The U.S. government has refused to reveal whether an American journalist in rebel-held Syria is on a drone “kill list.”
Bilal Abdul Kareem says he has been targeted at least five times by U.S. drones in Syria due to his regular contact with members of militant groups operating inside Syria, including al-Qaeda-linked groups, as part of his reporting.
The New Yorker is one of the few Western journalists to operate on the ground in rebel-held Syria for the past few years.
Kareem court case, however, was dismissed last week after the Trump administration used the “state-secret” privilege in order not to confirm his placement on a U.S. drone kill list.
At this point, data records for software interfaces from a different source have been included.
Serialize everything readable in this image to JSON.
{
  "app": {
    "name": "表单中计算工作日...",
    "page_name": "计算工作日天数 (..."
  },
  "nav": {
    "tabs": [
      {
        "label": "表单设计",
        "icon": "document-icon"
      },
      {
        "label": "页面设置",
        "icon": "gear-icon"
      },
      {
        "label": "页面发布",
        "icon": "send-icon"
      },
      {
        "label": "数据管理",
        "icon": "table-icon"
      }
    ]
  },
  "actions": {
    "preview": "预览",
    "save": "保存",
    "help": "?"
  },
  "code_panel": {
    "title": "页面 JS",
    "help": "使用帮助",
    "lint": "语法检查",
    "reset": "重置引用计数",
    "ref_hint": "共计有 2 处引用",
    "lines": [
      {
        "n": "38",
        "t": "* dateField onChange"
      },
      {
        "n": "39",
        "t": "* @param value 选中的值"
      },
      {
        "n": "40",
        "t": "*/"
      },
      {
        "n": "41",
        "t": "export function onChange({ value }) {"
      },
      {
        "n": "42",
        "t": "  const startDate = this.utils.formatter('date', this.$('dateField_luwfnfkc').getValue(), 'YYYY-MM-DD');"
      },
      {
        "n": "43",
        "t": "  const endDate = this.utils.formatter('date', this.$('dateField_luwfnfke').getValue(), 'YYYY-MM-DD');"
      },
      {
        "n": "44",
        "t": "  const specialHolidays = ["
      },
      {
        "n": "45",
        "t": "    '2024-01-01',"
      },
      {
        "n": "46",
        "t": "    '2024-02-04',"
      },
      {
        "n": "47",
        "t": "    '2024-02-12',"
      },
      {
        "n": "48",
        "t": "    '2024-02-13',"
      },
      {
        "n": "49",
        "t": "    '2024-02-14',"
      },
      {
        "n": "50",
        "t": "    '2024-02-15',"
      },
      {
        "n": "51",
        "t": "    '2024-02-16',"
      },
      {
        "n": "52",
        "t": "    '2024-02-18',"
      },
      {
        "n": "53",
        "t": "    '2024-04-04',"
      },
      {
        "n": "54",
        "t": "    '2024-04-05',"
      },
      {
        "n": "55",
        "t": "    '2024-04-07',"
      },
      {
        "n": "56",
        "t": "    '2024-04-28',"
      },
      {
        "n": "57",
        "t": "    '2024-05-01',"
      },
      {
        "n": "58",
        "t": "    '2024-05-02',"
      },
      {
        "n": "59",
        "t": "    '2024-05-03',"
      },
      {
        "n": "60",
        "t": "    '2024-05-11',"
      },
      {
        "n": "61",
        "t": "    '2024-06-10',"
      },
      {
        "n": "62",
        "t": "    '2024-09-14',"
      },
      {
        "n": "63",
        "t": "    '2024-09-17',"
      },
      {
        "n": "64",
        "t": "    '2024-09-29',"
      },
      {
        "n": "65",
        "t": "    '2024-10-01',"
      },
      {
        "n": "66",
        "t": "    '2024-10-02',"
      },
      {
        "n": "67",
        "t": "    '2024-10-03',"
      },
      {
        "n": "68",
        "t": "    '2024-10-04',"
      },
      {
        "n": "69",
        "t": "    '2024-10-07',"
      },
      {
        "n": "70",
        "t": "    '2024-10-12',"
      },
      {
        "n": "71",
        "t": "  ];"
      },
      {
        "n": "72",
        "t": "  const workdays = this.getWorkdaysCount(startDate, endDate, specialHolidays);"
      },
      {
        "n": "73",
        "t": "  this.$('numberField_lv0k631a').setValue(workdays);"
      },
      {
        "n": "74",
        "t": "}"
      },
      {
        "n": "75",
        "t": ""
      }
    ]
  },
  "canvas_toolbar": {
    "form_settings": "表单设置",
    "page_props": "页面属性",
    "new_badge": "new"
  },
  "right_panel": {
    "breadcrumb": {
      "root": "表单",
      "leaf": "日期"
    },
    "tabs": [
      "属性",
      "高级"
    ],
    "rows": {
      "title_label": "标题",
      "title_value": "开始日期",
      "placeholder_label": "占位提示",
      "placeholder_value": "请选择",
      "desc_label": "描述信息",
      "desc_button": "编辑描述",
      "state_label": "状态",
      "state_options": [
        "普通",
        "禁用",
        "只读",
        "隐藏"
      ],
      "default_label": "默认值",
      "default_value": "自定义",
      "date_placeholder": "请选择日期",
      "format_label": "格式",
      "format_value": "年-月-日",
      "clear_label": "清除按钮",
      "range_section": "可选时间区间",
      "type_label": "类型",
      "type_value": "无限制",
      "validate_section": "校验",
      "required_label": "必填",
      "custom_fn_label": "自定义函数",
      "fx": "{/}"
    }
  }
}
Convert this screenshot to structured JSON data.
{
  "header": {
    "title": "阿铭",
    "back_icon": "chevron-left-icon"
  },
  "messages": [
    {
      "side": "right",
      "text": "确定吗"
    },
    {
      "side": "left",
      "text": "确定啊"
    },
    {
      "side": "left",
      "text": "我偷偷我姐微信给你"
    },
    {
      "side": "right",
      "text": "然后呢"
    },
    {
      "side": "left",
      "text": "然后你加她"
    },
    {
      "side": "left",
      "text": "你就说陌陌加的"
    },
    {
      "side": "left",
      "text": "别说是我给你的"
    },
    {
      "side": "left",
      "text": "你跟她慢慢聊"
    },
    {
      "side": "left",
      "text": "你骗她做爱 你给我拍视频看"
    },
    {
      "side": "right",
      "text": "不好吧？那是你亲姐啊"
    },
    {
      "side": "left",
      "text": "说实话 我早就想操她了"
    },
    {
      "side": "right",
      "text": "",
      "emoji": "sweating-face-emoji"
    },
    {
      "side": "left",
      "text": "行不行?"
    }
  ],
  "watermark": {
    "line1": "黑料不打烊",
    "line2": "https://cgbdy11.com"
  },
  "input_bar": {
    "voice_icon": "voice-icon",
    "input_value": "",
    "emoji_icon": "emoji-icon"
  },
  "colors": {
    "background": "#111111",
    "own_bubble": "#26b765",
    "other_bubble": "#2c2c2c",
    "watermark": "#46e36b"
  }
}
The court said it had no choice but to “dismiss” the action due to the U.S. government’s “invocation of the state secret privilege.”
Prosecutors had argued that disclosing whether Kareem was on the “kill list” would permit him to evade capture or further U.S. action against him and compromise intelligence sources on the ground.
Kareem’s attorneys slammed the ruling and maintained their client’s innocence.
“For the first time ever, a United States federal court ruled that the government may kill one of its citizens without providing him the information necessary to prove that he is being wrongly targeted and does not deserve to die,” attorney Tara J. Plochocki said.
“The U.S. Government could have provided this information but chose not to and the Court found that the Government’s assertion of national security trumps his right not to be killed.”
Responding to the ruling, Kareem told Middle East Eye that the court’s decision to dismiss his case as a “big blow.”
“I have no protection if they want to try [to kill me] again next week, next month or six months from now. Do you really trust the Trump administration to handle this responsibly?”
“My feeling right now is that if I myself as an American citizen can’t get the government to admit what we already know – that I am on a kill list – what about non-Americans?”